ZURICH Feb 22 The Swiss government told the
finance ministry on Wednesday to come up with a Plan B by
mid-year for eliminating ultra-low tax rates for multinationals
after voters rejected the original proposal, setting up a clash
with other rich countries.
The Swiss had promised to meet international standards and
end by 2019 special low tax rates that benefit about 24,000
companies, a deadline that Finance Minister Ueli Maurer has said
was dashed by this month's referendum.
The cabinet instructed his ministry to "draw up the
substantive parameters for a new tax proposal by mid-2017 at the
latest", a quick pace welcomed by the main Swiss business lobby.
The ministry will consult representatives of political
parties, cantons, municipalities, business and labour in
crafting a new plan, which the full government will use to craft
new legislation that must get through parliament and probably
voters under the Swiss system of direct democracy.
Most Swiss recognise the country needs reform to avoid being
blacklisted as a low-tax pariah, but measures proposed to help
companies offset the loss of their special status breaks had
created deep divisions that led to the package's defeat.
The European Commission, which is in the process of drawing
up a blacklist of uncooperative tax regimes, has said it was

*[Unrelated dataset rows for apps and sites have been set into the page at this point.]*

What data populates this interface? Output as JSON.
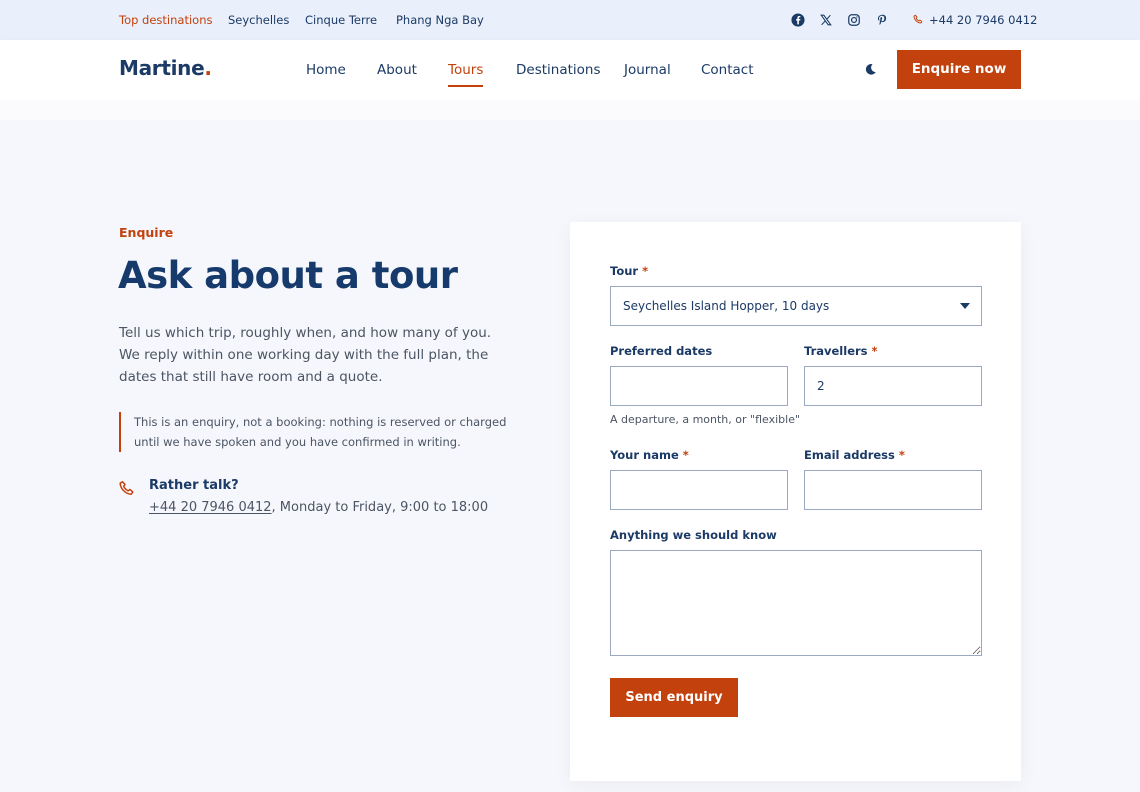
{
  "topbar": {
    "destinations": [
      "Top destinations",
      "Seychelles",
      "Cinque Terre",
      "Phang Nga Bay"
    ],
    "social": [
      "facebook-icon",
      "x-icon",
      "instagram-icon",
      "pinterest-icon"
    ],
    "phone": "+44 20 7946 0412"
  },
  "header": {
    "logo": "Martine",
    "logo_dot": ".",
    "nav": [
      "Home",
      "About",
      "Tours",
      "Destinations",
      "Journal",
      "Contact"
    ],
    "active_nav": "Tours",
    "cta": "Enquire now"
  },
  "intro": {
    "eyebrow": "Enquire",
    "title": "Ask about a tour",
    "lede": "Tell us which trip, roughly when, and how many of you. We reply within one working day with the full plan, the dates that still have room and a quote.",
    "note": "This is an enquiry, not a booking: nothing is reserved or charged until we have spoken and you have confirmed in writing.",
    "talk_title": "Rather talk?",
    "talk_phone": "+44 20 7946 0412",
    "talk_hours": ", Monday to Friday, 9:00 to 18:00"
  },
  "form": {
    "tour_label": "Tour",
    "tour_value": "Seychelles Island Hopper, 10 days",
    "dates_label": "Preferred dates",
    "dates_value": "",
    "dates_hint": "A departure, a month, or \"flexible\"",
    "travellers_label": "Travellers",
    "travellers_value": "2",
    "name_label": "Your name",
    "name_value": "",
    "email_label": "Email address",
    "email_value": "",
    "notes_label": "Anything we should know",
    "notes_value": "",
    "required_mark": "*",
    "submit": "Send enquiry"
  },
  "colors": {
    "accent": "#c2410c",
    "navy": "#1b3a66",
    "topbar_bg": "#eaf0fb",
    "page_bg": "#f6f7fc"
  }
}
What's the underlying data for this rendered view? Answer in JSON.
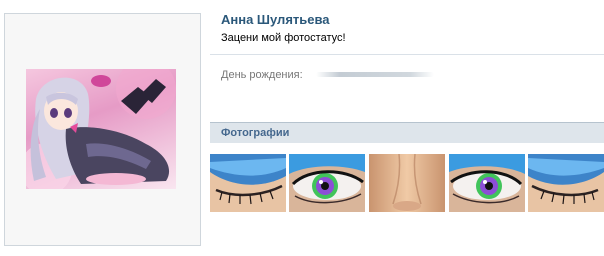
{
  "profile": {
    "name": "Анна Шулятьева",
    "status": "Зацени мой фотостатус!",
    "birthday_label": "День рождения:",
    "birthday_value_hidden": true
  },
  "photos_section": {
    "title": "Фотографии",
    "items": [
      {
        "kind": "eye-closed",
        "accent": "#3d84c9"
      },
      {
        "kind": "eye-open-rainbow",
        "accent": "#3b9be0"
      },
      {
        "kind": "nose-skin",
        "accent": "#e2b58e"
      },
      {
        "kind": "eye-open-rainbow",
        "accent": "#3b9be0"
      },
      {
        "kind": "eye-closed",
        "accent": "#3d84c9"
      }
    ]
  },
  "colors": {
    "name_link": "#2b587a",
    "section_header_bg": "#dee5eb",
    "section_title": "#45688e",
    "label_gray": "#777777"
  }
}
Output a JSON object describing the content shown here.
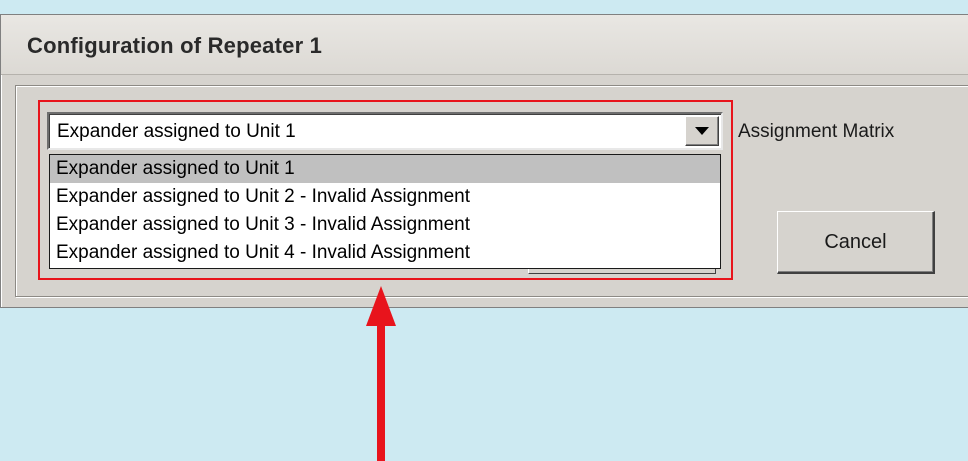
{
  "window": {
    "title": "Configuration of Repeater 1"
  },
  "combo": {
    "selected_value": "Expander assigned to Unit 1",
    "options": [
      "Expander assigned to Unit 1",
      "Expander assigned to Unit 2 - Invalid Assignment",
      "Expander assigned to Unit 3 - Invalid Assignment",
      "Expander assigned to Unit 4 - Invalid Assignment"
    ],
    "selected_index": 0
  },
  "labels": {
    "assignment_matrix": "Assignment Matrix"
  },
  "buttons": {
    "cancel": "Cancel"
  },
  "colors": {
    "background": "#cdeaf2",
    "dialog": "#d6d3ce",
    "highlight": "#e8141c",
    "selected_item": "#c0c0c0"
  },
  "icons": {
    "dropdown": "triangle-down-icon",
    "annotation": "arrow-up-icon"
  }
}
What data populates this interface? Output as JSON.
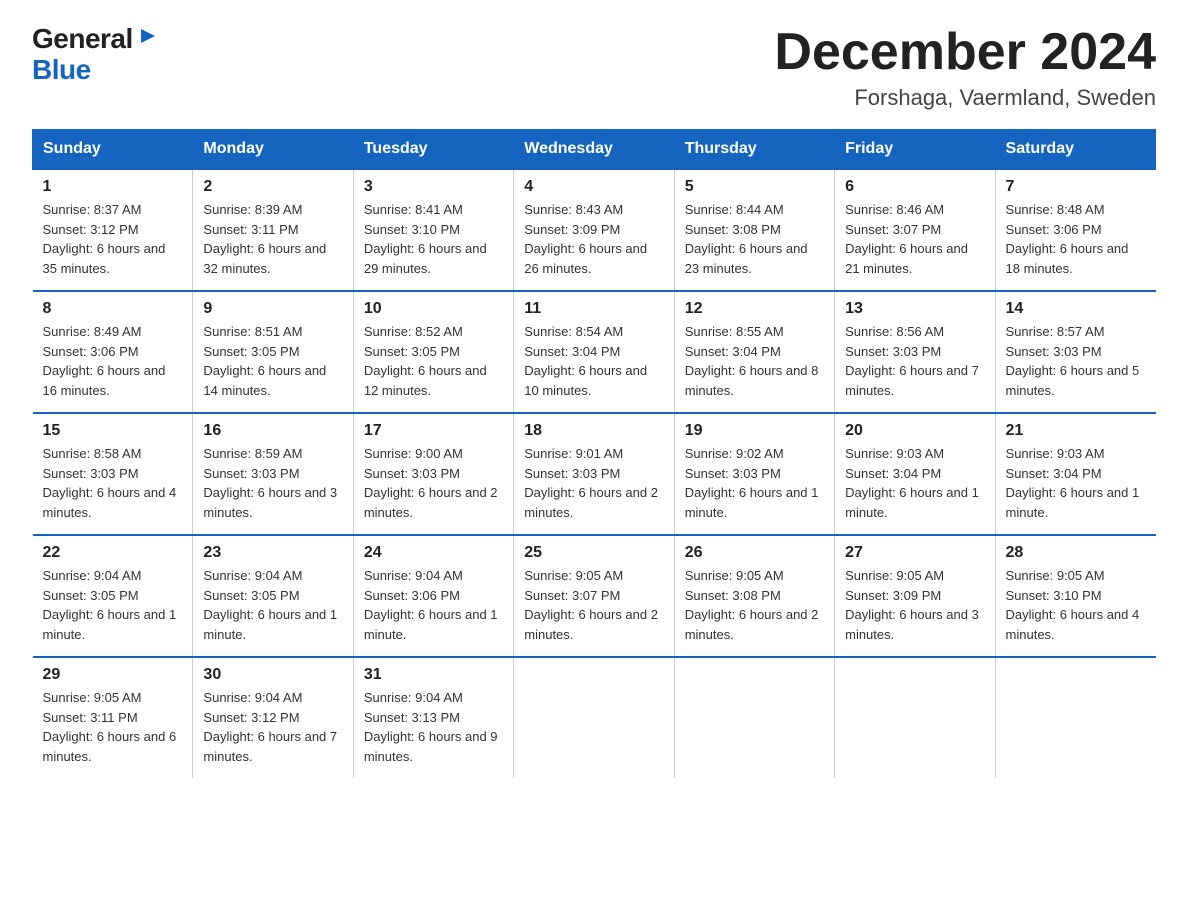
{
  "logo": {
    "general": "General",
    "blue": "Blue"
  },
  "title": "December 2024",
  "subtitle": "Forshaga, Vaermland, Sweden",
  "headers": [
    "Sunday",
    "Monday",
    "Tuesday",
    "Wednesday",
    "Thursday",
    "Friday",
    "Saturday"
  ],
  "weeks": [
    [
      {
        "day": "1",
        "sunrise": "8:37 AM",
        "sunset": "3:12 PM",
        "daylight": "6 hours and 35 minutes."
      },
      {
        "day": "2",
        "sunrise": "8:39 AM",
        "sunset": "3:11 PM",
        "daylight": "6 hours and 32 minutes."
      },
      {
        "day": "3",
        "sunrise": "8:41 AM",
        "sunset": "3:10 PM",
        "daylight": "6 hours and 29 minutes."
      },
      {
        "day": "4",
        "sunrise": "8:43 AM",
        "sunset": "3:09 PM",
        "daylight": "6 hours and 26 minutes."
      },
      {
        "day": "5",
        "sunrise": "8:44 AM",
        "sunset": "3:08 PM",
        "daylight": "6 hours and 23 minutes."
      },
      {
        "day": "6",
        "sunrise": "8:46 AM",
        "sunset": "3:07 PM",
        "daylight": "6 hours and 21 minutes."
      },
      {
        "day": "7",
        "sunrise": "8:48 AM",
        "sunset": "3:06 PM",
        "daylight": "6 hours and 18 minutes."
      }
    ],
    [
      {
        "day": "8",
        "sunrise": "8:49 AM",
        "sunset": "3:06 PM",
        "daylight": "6 hours and 16 minutes."
      },
      {
        "day": "9",
        "sunrise": "8:51 AM",
        "sunset": "3:05 PM",
        "daylight": "6 hours and 14 minutes."
      },
      {
        "day": "10",
        "sunrise": "8:52 AM",
        "sunset": "3:05 PM",
        "daylight": "6 hours and 12 minutes."
      },
      {
        "day": "11",
        "sunrise": "8:54 AM",
        "sunset": "3:04 PM",
        "daylight": "6 hours and 10 minutes."
      },
      {
        "day": "12",
        "sunrise": "8:55 AM",
        "sunset": "3:04 PM",
        "daylight": "6 hours and 8 minutes."
      },
      {
        "day": "13",
        "sunrise": "8:56 AM",
        "sunset": "3:03 PM",
        "daylight": "6 hours and 7 minutes."
      },
      {
        "day": "14",
        "sunrise": "8:57 AM",
        "sunset": "3:03 PM",
        "daylight": "6 hours and 5 minutes."
      }
    ],
    [
      {
        "day": "15",
        "sunrise": "8:58 AM",
        "sunset": "3:03 PM",
        "daylight": "6 hours and 4 minutes."
      },
      {
        "day": "16",
        "sunrise": "8:59 AM",
        "sunset": "3:03 PM",
        "daylight": "6 hours and 3 minutes."
      },
      {
        "day": "17",
        "sunrise": "9:00 AM",
        "sunset": "3:03 PM",
        "daylight": "6 hours and 2 minutes."
      },
      {
        "day": "18",
        "sunrise": "9:01 AM",
        "sunset": "3:03 PM",
        "daylight": "6 hours and 2 minutes."
      },
      {
        "day": "19",
        "sunrise": "9:02 AM",
        "sunset": "3:03 PM",
        "daylight": "6 hours and 1 minute."
      },
      {
        "day": "20",
        "sunrise": "9:03 AM",
        "sunset": "3:04 PM",
        "daylight": "6 hours and 1 minute."
      },
      {
        "day": "21",
        "sunrise": "9:03 AM",
        "sunset": "3:04 PM",
        "daylight": "6 hours and 1 minute."
      }
    ],
    [
      {
        "day": "22",
        "sunrise": "9:04 AM",
        "sunset": "3:05 PM",
        "daylight": "6 hours and 1 minute."
      },
      {
        "day": "23",
        "sunrise": "9:04 AM",
        "sunset": "3:05 PM",
        "daylight": "6 hours and 1 minute."
      },
      {
        "day": "24",
        "sunrise": "9:04 AM",
        "sunset": "3:06 PM",
        "daylight": "6 hours and 1 minute."
      },
      {
        "day": "25",
        "sunrise": "9:05 AM",
        "sunset": "3:07 PM",
        "daylight": "6 hours and 2 minutes."
      },
      {
        "day": "26",
        "sunrise": "9:05 AM",
        "sunset": "3:08 PM",
        "daylight": "6 hours and 2 minutes."
      },
      {
        "day": "27",
        "sunrise": "9:05 AM",
        "sunset": "3:09 PM",
        "daylight": "6 hours and 3 minutes."
      },
      {
        "day": "28",
        "sunrise": "9:05 AM",
        "sunset": "3:10 PM",
        "daylight": "6 hours and 4 minutes."
      }
    ],
    [
      {
        "day": "29",
        "sunrise": "9:05 AM",
        "sunset": "3:11 PM",
        "daylight": "6 hours and 6 minutes."
      },
      {
        "day": "30",
        "sunrise": "9:04 AM",
        "sunset": "3:12 PM",
        "daylight": "6 hours and 7 minutes."
      },
      {
        "day": "31",
        "sunrise": "9:04 AM",
        "sunset": "3:13 PM",
        "daylight": "6 hours and 9 minutes."
      },
      null,
      null,
      null,
      null
    ]
  ]
}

"very disappointed" with the Swiss referendum outcome.
(Reporting by Michael Shields; editing by Ken Ferris)